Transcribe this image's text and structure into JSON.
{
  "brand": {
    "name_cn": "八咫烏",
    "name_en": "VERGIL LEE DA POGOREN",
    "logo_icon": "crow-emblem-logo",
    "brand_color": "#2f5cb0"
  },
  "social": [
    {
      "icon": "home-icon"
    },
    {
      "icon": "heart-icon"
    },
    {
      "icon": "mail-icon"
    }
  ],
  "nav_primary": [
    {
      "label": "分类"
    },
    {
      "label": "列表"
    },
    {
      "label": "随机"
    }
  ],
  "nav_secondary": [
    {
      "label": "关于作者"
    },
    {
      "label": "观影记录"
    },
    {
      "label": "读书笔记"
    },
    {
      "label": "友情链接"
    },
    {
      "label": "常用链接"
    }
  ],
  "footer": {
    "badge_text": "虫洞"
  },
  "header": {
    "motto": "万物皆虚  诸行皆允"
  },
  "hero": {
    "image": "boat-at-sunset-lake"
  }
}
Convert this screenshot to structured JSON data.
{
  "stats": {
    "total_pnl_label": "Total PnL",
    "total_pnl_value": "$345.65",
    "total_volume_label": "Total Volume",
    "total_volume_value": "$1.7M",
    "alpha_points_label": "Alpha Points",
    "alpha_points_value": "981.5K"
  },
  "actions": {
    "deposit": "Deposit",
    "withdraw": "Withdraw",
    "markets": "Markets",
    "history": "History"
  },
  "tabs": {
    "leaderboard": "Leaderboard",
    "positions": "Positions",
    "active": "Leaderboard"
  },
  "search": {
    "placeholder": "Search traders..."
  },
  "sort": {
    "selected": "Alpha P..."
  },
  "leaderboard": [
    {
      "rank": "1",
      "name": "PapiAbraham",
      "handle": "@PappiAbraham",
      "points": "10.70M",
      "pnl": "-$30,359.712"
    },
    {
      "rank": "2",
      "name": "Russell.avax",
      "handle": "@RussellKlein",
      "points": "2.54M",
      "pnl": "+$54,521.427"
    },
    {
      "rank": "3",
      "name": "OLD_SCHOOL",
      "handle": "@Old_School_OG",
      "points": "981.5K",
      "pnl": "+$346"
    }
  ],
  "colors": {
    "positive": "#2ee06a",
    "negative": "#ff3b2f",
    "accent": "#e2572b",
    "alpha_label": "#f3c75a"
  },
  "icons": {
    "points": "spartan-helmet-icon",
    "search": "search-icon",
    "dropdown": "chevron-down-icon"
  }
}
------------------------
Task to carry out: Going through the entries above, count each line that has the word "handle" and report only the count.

Written answer: 3